Does making America great include scaring away foreign tourists? It looks as if hundreds of thousands of global travelers are not putting Trump’s America first on their travel itineraries:
Overall, the 15.8 million international tourists during the first quarter were down 4%, or 697,791 visitors. The decline represented nearly $2.7 billion in reduced spending, according to an estimate by Tourism Economics of Wayne, Pa., which analyzes travel data widely used in the industry [Bart Jansen, “Commerce: International Tourism to U.S. Dips by 700,000,” USA Today, 2017.09.06].
Data from the Commerce Department’s National Travel and Tourism Office show that visits from Canada were up 5.1% in the first quarter of 2017 (ah, those good neighbors the Canadians, coming south to bring us some sympathy and poutine), but visits from Mexico dropped 7.1% and visits from the rest of the world dropped 7.8%. The growth in Canadian visits declined each month, from 8.7% in January to 4.9% in February to 2.6% in March.
The decline in foreign tourists coming to America does not correspond with any larger global travel slump. Elsewhere, international tourism is enjoying a strong year:
International tourist numbers grew 6.4 percent in the first half of 2017, the strongest half-year figures in seven years, with Mediterranean destinations posting double-digit growth, the UN World Tourism Organisation said Thursday.
The number of international tourists surged to around 598 million between January and June, some 36 million more than during the same period last year, the Madrid-based United Nations body said in a statement.

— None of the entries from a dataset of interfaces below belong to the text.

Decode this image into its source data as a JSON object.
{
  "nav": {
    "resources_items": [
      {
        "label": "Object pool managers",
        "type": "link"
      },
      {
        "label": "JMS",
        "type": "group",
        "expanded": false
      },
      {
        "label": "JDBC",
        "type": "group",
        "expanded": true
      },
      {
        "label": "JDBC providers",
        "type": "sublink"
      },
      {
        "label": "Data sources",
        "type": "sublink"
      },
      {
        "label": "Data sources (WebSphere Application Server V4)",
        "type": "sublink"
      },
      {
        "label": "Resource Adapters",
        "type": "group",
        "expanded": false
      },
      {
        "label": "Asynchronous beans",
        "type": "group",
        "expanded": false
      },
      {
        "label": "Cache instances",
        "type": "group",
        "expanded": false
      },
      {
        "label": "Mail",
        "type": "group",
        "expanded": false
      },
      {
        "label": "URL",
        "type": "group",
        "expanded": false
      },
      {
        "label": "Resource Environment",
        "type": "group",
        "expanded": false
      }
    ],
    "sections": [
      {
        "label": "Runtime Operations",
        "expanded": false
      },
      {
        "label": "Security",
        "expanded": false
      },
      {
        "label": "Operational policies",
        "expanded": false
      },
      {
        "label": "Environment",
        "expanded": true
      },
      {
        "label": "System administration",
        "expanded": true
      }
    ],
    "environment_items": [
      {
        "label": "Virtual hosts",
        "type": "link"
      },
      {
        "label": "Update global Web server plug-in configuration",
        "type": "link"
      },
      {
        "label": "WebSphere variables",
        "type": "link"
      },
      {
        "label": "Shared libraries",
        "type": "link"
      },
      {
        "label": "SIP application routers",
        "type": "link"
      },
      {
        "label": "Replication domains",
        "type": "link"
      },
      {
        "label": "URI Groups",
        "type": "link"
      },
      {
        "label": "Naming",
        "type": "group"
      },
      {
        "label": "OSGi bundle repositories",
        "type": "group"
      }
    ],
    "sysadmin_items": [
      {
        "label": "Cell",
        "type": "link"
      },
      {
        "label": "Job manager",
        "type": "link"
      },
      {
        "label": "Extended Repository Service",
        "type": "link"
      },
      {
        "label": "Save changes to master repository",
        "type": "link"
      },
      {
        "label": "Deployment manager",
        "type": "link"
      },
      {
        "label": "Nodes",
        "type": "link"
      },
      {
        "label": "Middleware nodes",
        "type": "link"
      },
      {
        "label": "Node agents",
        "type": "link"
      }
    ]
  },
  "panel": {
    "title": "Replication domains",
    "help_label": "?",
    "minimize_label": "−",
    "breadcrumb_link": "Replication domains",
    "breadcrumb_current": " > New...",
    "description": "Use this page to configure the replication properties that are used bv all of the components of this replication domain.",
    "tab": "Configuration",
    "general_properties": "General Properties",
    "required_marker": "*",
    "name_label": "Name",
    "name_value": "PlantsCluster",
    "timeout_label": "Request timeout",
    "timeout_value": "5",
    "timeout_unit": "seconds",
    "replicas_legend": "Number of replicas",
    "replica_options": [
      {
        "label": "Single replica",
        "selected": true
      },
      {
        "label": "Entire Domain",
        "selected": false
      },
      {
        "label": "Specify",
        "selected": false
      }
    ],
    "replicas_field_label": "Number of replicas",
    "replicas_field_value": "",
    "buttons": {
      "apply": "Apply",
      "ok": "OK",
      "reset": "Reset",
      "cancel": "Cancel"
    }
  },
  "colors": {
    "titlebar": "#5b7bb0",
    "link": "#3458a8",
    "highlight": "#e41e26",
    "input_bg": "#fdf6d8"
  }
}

…Southern and Mediterranean Europe saw a 12-percent rise in international visitors, North Africa posted a 16-percent rise and the Middle East recorded an increase of 8.9 percent.
Tourist arrivals overall in Europe, the world’s most-visited region, grew 7.7 percent.
Africa saw a 7.6-percent rise in visitor numbers, while Asia and the Pacific posted 5.7-percent growth.
International arrivals in the Americas were up 3.0 percent in the first half of the year.
Growth was solid in South America, up by 6.0 percent, while North America saw just 2.0 percent growth as a decrease in arrivals in the United States offset robust results for Canada and Mexico [“World Tourism Numbers Post Biggest First-Half Rise Since 2010: UN,” AFP via Yahoo News, 2017.09.07].
The rest of the world gains while America loses? That’s not my kind of American greatness. Let’s get our global tourism mojo back!